In fact, there are only a few second-generation princes alive who have the qualifications to become crown prince. Former intelligence chief Prince Muqrin bin Abdulaziz appears to be a suitable candidate. He is the youngest surviving son of the founder of the modern kingdom, was recently named a top adviser to the king and reportedly is in good health. However, the fact that his mother is Yemeni renders his appointment questionable.
Another possibility is Prince Sattam bin Abdulaziz, a longtime deputy governor of Riyadh province, who became governor when Salman took over as defense minister in October 2011. But Sattam is too uncharismatic and too inexperienced to be heir apparent.
With so few options from the second generation, third-generation princes now have a greater chance to become crown prince — a critical evolution in the Saudi dynasty. Stratfor sources have reported that someone from the al-Faisal clan could be appointed as crown prince. Among the options are Foreign Minister Prince Saud al-Faisal, his brother Prince Turki al-Faisal, who was the kingdom's longest serving intelligence chief, and their half-brother Prince Khalid al-Faisal, the governor of Mecca.

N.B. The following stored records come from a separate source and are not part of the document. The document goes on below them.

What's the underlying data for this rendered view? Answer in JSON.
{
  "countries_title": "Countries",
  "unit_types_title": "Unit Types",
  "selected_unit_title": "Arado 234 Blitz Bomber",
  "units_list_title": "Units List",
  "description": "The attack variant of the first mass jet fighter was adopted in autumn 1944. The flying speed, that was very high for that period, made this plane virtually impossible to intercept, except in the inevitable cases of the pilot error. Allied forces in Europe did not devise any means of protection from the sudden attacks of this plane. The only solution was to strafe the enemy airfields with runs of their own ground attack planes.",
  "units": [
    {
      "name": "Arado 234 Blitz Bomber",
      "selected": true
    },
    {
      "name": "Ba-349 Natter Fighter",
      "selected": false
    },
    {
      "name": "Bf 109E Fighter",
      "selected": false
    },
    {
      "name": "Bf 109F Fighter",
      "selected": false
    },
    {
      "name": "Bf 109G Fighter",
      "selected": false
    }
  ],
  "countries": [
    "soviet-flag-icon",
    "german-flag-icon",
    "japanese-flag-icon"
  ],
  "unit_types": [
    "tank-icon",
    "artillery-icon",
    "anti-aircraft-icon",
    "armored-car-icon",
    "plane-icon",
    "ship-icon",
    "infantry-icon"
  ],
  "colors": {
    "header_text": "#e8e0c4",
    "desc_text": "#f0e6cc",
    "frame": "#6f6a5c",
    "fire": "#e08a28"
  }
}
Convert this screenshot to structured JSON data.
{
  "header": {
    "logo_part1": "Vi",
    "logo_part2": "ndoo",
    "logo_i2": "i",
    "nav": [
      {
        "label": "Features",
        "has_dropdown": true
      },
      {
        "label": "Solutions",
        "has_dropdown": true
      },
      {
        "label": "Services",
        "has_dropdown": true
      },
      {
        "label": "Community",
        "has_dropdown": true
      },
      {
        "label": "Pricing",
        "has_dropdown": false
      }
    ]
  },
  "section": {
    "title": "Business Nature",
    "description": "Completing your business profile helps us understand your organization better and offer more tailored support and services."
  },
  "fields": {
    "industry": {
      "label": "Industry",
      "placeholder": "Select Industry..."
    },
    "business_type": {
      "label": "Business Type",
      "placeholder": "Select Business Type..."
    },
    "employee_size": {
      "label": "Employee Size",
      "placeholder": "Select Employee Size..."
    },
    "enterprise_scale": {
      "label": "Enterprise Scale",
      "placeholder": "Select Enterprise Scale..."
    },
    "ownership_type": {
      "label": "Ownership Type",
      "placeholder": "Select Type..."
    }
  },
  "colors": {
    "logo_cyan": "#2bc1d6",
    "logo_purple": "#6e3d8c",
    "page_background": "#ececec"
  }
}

Saud is very ill and is unlikely to be appointed. Turki's career ended when he resigned as ambassador to the United Kingdom after a spat with King Abdullah. That leaves Khalid, who is considered a strong contender for the position. He shares a lineage with the founder of Wahhabism, and his tenure in Mecca has endeared him to the religious establishment. Considered a pragmatic official, Khalid is well respected within the kingdom.
Khalid's appointment is far from assured. Also in contention for the post is Prince Mitab bin Abdullah, one of King Abdullah's sons, who heads the Saudi Arabian National Guard. But one likely trend is emerging amid all the uncertainty: The next crown prince could very well come from the third generation, and he will become king of Saudi Arabia when Salman is dead.
What this means is that the number of potential crown princes — and therefore, kings — has grown, and the old ways of huddling together and deciding succession no longer work. This is why Abdullah decreed a succession law in 2006 that created the Allegiance Council, which is supposed to elect the king and the crown prince. The problem is that this system assumes a basic democratic tradition among the royal family; such a tradition has never existed, and there is no reason to assume that one will exist in the near future.
As a result, there will be an added potential for rifts among the various House of Saud clans and with them the risk of instability in the world's biggest oil exporter. Given the uncertainty brought on by the Arab Spring, that risk could spread throughout the region.